CONSTELLATIONS of tiny low-orbiting satellites, each about the size of a loaf of bread, could solve many rural connectivity problems in Australia in the next few years, a BeefConnect webinar was told last week.
Whether the advantages promised by proponents will deliver real and cost-affordable benefits for rural internet users in Australia should become clearer later this year, as the first of the major new networks start to come online, GHD senior telecommunications engineer, Bryce Leedham, said.
Elon Musk’s SpaceX has launched 360 nanosatellites so far and expects the constellation to be complete by 2027, by which time it should have 12,000 in orbit, providing global coverage.
Facebook and Amazon are also planning to launch similar networks.
While it is expected to take some years for regional Australia to gain access, Space X expects to have enough satellites operating to launch its first commercial rollout in Northern America later this year.
That means, as Mr Leedham explained to the FutureBeef/Beef Central webinar, we should get a much clearer picture very soon as to whether the performance claims being made are accurate, and what their cost structure will be like.
“If their promises are met the solution for remote connectivity becomes a lot easier, because these will be by far and away the best option for connecting your homestead to get good solid fast broadband connections through to site,” he said.
“It is just a matter of wait and see at the moment.
“We just don’t know if the claims they are making around performance are going to be met, and hopefully, if it is commercially available later this year, you will start to get a better idea if it is worth waiting for them to be available in Australia.”
Mr Leedham said the networks of nanosatellites were not looking to compete in metro centres which will be well served by fast connection technologies such as fibre and 5G networks.
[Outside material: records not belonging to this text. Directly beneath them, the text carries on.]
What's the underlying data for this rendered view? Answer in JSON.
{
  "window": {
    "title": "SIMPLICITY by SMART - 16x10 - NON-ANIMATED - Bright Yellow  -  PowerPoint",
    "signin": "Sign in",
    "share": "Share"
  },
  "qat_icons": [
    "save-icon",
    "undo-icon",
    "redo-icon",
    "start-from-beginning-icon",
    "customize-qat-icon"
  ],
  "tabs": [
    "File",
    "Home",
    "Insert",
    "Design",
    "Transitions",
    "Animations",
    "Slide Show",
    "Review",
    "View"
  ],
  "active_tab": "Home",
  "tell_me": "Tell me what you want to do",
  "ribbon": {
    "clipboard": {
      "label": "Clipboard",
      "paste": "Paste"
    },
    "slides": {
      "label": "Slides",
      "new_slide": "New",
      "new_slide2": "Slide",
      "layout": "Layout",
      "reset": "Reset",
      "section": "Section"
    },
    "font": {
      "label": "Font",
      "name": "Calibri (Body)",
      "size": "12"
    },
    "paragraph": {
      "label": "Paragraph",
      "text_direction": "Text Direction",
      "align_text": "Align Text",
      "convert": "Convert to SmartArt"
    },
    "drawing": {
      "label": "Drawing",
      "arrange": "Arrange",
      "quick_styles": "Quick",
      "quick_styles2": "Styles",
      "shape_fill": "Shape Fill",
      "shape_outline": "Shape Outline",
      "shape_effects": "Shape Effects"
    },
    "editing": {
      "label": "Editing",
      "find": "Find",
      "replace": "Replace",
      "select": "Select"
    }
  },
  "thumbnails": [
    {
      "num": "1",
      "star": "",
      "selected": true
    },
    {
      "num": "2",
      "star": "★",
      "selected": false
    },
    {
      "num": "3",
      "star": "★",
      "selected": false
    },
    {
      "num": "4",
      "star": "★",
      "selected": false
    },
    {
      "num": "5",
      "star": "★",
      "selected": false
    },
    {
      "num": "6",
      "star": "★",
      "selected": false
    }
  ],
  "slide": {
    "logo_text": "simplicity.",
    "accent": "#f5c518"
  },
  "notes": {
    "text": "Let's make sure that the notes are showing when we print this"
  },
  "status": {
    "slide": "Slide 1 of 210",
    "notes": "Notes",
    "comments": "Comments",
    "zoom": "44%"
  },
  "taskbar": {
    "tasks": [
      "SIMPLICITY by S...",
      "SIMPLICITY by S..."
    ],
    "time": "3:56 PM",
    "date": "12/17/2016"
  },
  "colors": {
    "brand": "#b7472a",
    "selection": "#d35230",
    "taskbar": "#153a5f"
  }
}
“What they are looking to do is to cover areas like remote Australia, Africa and other remote regions that have difficulty being serviced by Telcos where it is just not cost-competitive for them to build their infrastructure on the ground out to those areas,” he said.
“They’re talking a bandwidth in the orders of gigabits per second, not megabits per second, so there will be in the order of a 100 fold increase of bandwidth or faster.”
The FutureBeef/Beef Central webinar hosted by MLA Nigel Tomkins explored the results of a comprehensive survey recently conducted by GHD Digital to analyse the various options now available for improving telecommunications and digital connectivity on northern pastoral operations.
The MLA-commissioned study also estimated the comparative cost per hectare of the different network options, the results of which are detailed in the webinar.
Mr Leedham said of all the various options currently available a 4G mobile network subscription was found to the best performing option where it is accessible, but its limited coverage footprint in remote areas was a problem.
“The NBN satellite products are slowly getting better than they were when we did this report and were looking at just the consumer grade products available.
“It would be great to be able to come in and say here is one option, everyone should go for it, but unfortunately it is just not there yet.”
He said the work demonstrated that for most properties the answer will be not a one size fits all solution, but a mix of different technologies being used together.
In the webinar Mr Leedham also delves into the NBN’s new business satellite service for rural businesses, and two Australian brands operating in the Internet of Things area, Fleet and Myriota.
To view a recording of the webinar click on the video below
To read the final report click here